Figure. Illustration... - Click to enlarge in new windowFigure. Illustration by Pat Kinsella

Earlier tonight, I was called to evaluate Molly's change in condition. Her mother and sister, both RNs, have been providing her home care, and they've noticed that something in this 30-year-old woman has shifted. They want my dispassionate clinical eyes. Molly has spent the last two years fighting a cancer that has left her a skeletal ghost. For the past few days, she's been sitting long hours at her bedside, her skeletal self supported by a small army of friends and family. Her eyes stay shut most of the time. I've seen this state before, an internal escape to a place apart from the patient's agonizing passage. Molly's pain and anxiety are, for the most part, held at bay by large, frequent doses of intravenous drugs. It is nausea and vomiting that are her enemy and mine. No medication has been left untried in my effort to provide a peaceful and comfortable death. Our fight has been futile.
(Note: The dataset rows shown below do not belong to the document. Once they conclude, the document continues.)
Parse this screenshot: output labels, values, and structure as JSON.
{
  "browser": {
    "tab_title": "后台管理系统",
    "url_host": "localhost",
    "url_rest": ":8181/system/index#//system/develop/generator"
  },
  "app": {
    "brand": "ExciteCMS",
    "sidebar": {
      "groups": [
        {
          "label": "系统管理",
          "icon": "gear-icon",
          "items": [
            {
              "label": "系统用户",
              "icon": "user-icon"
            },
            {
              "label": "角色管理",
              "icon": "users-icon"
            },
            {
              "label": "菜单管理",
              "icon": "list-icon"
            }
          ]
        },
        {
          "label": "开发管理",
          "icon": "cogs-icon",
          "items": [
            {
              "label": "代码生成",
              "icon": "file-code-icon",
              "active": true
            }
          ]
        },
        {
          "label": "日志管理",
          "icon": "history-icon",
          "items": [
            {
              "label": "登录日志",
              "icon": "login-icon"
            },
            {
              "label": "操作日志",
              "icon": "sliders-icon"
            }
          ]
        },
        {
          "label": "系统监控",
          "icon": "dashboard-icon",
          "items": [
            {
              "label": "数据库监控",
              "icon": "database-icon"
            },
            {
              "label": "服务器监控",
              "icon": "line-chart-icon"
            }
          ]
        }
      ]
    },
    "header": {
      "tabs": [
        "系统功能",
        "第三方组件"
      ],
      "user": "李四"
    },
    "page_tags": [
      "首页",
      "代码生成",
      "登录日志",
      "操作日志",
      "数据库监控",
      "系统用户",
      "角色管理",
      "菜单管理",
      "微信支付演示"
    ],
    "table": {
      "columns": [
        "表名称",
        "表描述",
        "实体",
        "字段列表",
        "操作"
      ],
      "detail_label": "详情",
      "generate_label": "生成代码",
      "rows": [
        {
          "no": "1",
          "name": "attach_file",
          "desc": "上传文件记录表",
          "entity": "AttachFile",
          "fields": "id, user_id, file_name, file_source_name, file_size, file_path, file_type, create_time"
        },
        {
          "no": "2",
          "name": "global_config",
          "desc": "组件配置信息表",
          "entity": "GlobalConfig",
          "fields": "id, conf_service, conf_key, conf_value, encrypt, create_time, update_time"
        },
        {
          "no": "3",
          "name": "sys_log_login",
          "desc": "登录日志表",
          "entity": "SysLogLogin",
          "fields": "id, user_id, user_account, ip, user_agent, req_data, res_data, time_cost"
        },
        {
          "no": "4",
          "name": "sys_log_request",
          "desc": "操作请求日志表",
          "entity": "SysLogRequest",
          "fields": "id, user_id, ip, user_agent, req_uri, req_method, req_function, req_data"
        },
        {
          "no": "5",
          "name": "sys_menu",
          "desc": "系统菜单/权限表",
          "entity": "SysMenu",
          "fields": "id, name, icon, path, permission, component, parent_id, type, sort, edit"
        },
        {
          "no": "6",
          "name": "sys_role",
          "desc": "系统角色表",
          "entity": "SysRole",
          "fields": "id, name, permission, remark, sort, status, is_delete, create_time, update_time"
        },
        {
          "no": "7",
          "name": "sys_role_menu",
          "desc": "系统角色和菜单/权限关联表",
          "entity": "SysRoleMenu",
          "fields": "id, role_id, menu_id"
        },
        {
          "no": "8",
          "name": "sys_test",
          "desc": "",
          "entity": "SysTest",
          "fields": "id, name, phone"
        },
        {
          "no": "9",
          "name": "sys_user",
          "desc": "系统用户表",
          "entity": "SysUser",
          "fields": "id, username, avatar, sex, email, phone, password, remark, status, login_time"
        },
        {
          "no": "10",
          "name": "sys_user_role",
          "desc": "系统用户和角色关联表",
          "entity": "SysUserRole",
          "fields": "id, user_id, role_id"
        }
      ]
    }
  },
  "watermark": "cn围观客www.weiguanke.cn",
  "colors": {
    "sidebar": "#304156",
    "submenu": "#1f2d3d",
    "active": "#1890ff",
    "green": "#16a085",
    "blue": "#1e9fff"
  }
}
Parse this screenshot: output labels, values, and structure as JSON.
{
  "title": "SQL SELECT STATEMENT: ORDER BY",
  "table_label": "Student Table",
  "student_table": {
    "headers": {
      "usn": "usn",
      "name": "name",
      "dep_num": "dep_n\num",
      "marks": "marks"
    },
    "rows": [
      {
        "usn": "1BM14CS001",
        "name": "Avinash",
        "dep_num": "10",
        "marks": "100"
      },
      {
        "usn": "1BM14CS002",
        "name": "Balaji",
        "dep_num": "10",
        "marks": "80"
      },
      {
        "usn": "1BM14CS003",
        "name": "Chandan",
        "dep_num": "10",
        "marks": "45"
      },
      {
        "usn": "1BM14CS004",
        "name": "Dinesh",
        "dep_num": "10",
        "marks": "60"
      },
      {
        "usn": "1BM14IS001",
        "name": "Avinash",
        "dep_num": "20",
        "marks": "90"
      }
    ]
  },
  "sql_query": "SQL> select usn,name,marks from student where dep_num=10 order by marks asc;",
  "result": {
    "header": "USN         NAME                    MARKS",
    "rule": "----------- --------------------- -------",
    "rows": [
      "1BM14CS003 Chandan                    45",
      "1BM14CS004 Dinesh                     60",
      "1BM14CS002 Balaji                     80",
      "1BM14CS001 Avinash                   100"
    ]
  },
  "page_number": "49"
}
While I am driving to her home, something unexpected but not unfamiliar happens to her. When I arrive, she is returning from her first grand mal seizure. She is, as ever, sitting on the edge of her bed, being held upright by her mother. She is trembling, her breath shallow and rapid.


"I feel sick, I feel sick," she repeats fearfully.


One of her sisters asks, "Do you feel like you're going to throw up, Molly?" "Yes," she whispers.


"Give her a basin!" someone says frantically.


"No, wait." I kneel in front of her, my hands on her knees. I lean in, my face close enough to smell her cracked lips.


"You aren't going to be sick. You wouldn't throw up on me, would you?" I ask gently. She lifts her chin from her chest and tries to focus on me, leaving her interior escape place. I have her attention.


"Molly, breathe with me." Her efforts are exhausting. She leans forward, lays her cold hands on my forearms, and droops her head onto my shoulder. After a few minutes of conjoined breathing, she pushes herself away, reaches out for my identification badge.


"Schwarz," she reads in a shallow whisper.


"It's German for 'black,'" I explain.


"Shorts," she says. Is she actually teasing, twisting my name? Her family chuckles. Anything except "I feel sick" is funny.


"Hold me, Schwarz," she asks again. I hold her emaciated forearms. She leans against my chest, her bones against my bones. Her cool cheek touches my bearded cheek, then slides down against my neck. Does she want my warmth? I want to tell her to escape back to that inner place, that the seizure and nausea have ended. Instead I stay silent, hoping she can join my easeful breathing. Her IV pumps of narcotics and anxiolytics whirr dutifully. This is as close to dying as I want to get for many years.


I breathe with her, for her, hoping her heart will continue beating with mine but unsure if it will. She tries to lift her head, again and again, but she is almost out of life.


"Lay down now, Molly. I promise you will have a wonderful night's sleep."


"Tommy," she says, remembering my ID badge. I laugh aloud. Her family chuckles, but don't know why I'm laughing. It feels OK to laugh, a relief. There have been only three people who've ever called me Tommy. Now her.


Two nights later I return to her. She is almost gone, crossing the river-supine now, her family on and around the bed, barely enough room for me to kneel at her bedside. I slide my finger into her palm.


"When you get there, three people will meet you-my parents, and an old friend named Lindy. They all call me Tommy, too. You are number four. I'll see you later, Molly."


Her fingers twitch. Surrender.